◆ Task to carry out
Within the entries below, find every line that has the string "短期投入", then copy it.

◆ Input
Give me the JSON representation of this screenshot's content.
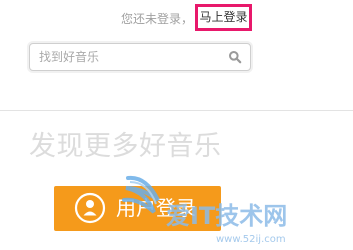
{
  "header": {
    "login_prompt": "您还未登录，",
    "login_link": "马上登录"
  },
  "search": {
    "placeholder": "找到好音乐",
    "value": ""
  },
  "main": {
    "slogan": "发现更多好音乐",
    "user_login_button": "用户登录"
  },
  "watermark": {
    "brand": "爱IT技术网",
    "url": "www.52ij.com"
  },
  "colors": {
    "accent_orange": "#f59a1b",
    "highlight_pink": "#e8186b",
    "watermark_blue": "#6aaee8"
  },
  "icons": {
    "search": "search-icon",
    "user": "user-icon"
  }
}
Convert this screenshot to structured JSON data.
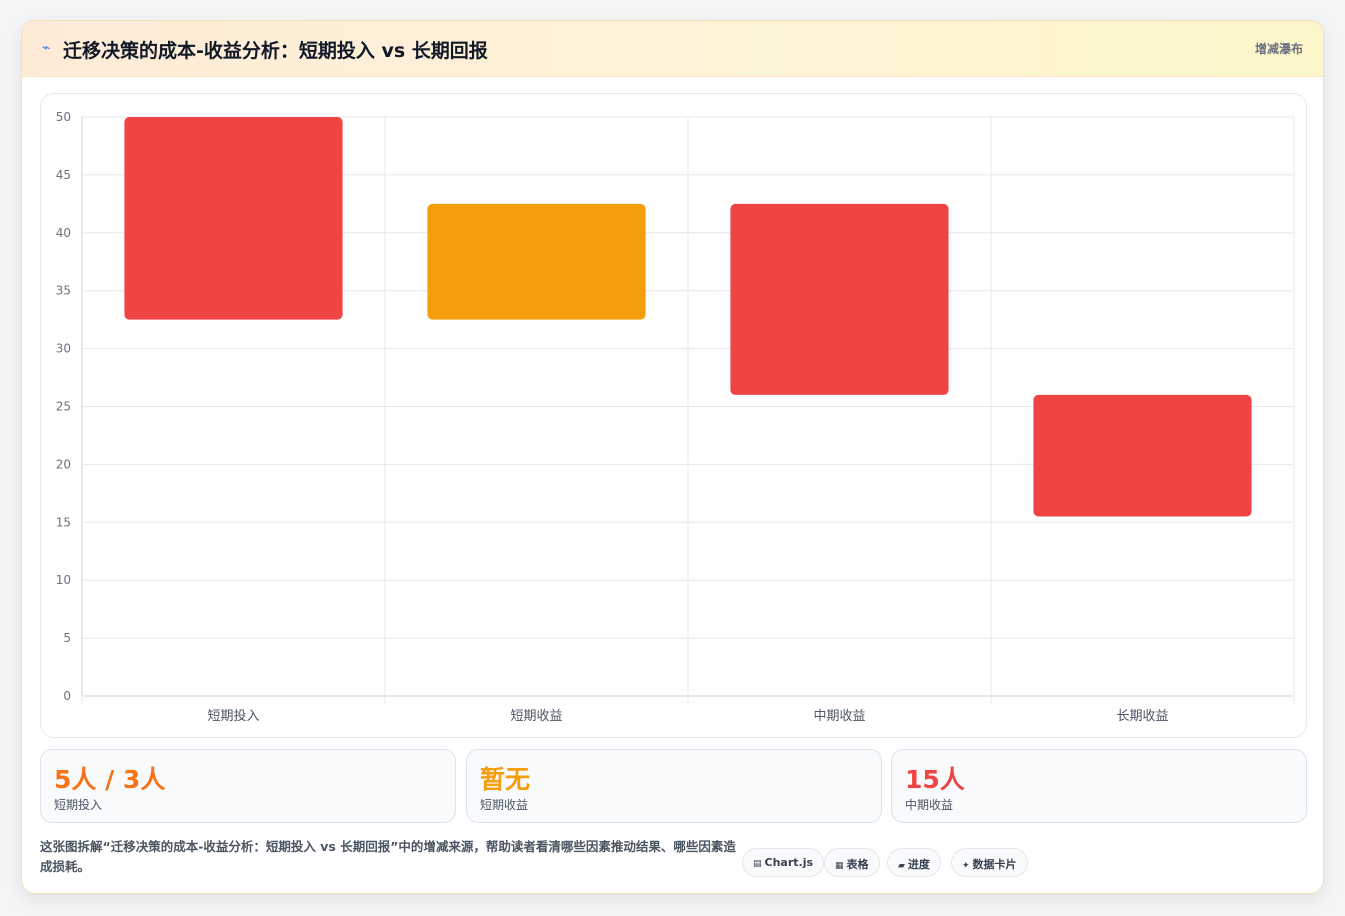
{
  "header": {
    "icon": "lightning-icon",
    "title": "迁移决策的成本-收益分析：短期投入 vs 长期回报",
    "tag": "增减瀑布"
  },
  "chart_data": {
    "type": "bar",
    "subtype": "waterfall",
    "categories": [
      "短期投入",
      "短期收益",
      "中期收益",
      "长期收益"
    ],
    "ranges": [
      [
        32.5,
        50
      ],
      [
        32.5,
        42.5
      ],
      [
        26,
        42.5
      ],
      [
        15.5,
        26
      ]
    ],
    "colors": [
      "#ef4444",
      "#f59e0b",
      "#ef4444",
      "#ef4444"
    ],
    "ylim": [
      0,
      50
    ],
    "yticks": [
      0,
      5,
      10,
      15,
      20,
      25,
      30,
      35,
      40,
      45,
      50
    ],
    "grid": true
  },
  "stats": [
    {
      "value": "5人 / 3人",
      "label": "短期投入",
      "color": "#f97316"
    },
    {
      "value": "暂无",
      "label": "短期收益",
      "color": "#f59e0b"
    },
    {
      "value": "15人",
      "label": "中期收益",
      "color": "#ef4444"
    }
  ],
  "description": "这张图拆解“迁移决策的成本-收益分析：短期投入 vs 长期回报”中的增减来源，帮助读者看清哪些因素推动结果、哪些因素造成损耗。",
  "chips": [
    {
      "icon": "▤",
      "label": "Chart.js"
    },
    {
      "icon": "▦",
      "label": "表格"
    },
    {
      "icon": "▰",
      "label": "进度"
    },
    {
      "icon": "✦",
      "label": "数据卡片"
    }
  ]
}
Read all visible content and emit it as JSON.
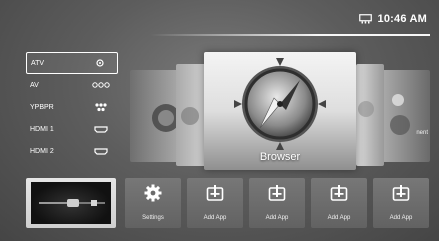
{
  "status": {
    "time": "10:46 AM",
    "network_icon": "network-icon"
  },
  "sources": [
    {
      "label": "ATV",
      "icon": "atv-icon",
      "selected": true
    },
    {
      "label": "AV",
      "icon": "av-icon",
      "selected": false
    },
    {
      "label": "YPBPR",
      "icon": "ypbpr-icon",
      "selected": false
    },
    {
      "label": "HDMI 1",
      "icon": "hdmi-icon",
      "selected": false
    },
    {
      "label": "HDMI 2",
      "icon": "hdmi-icon",
      "selected": false
    }
  ],
  "carousel": {
    "focused_label": "Browser",
    "focused_icon": "compass-icon",
    "right_partial_label": "nent"
  },
  "apps": [
    {
      "label": "Settings",
      "icon": "gear-icon"
    },
    {
      "label": "Add App",
      "icon": "add-app-icon"
    },
    {
      "label": "Add App",
      "icon": "add-app-icon"
    },
    {
      "label": "Add App",
      "icon": "add-app-icon"
    },
    {
      "label": "Add App",
      "icon": "add-app-icon"
    }
  ]
}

◆ Exercise result
    "title": "迁移决策的成本-收益分析：短期投入 vs 长期回报",
      "短期投入",
      "label": "短期投入",
  "description": "这张图拆解“迁移决策的成本-收益分析：短期投入 vs 长期回报”中的增减来源，帮助读者看清哪些因素推动结果、哪些因素造成损耗。",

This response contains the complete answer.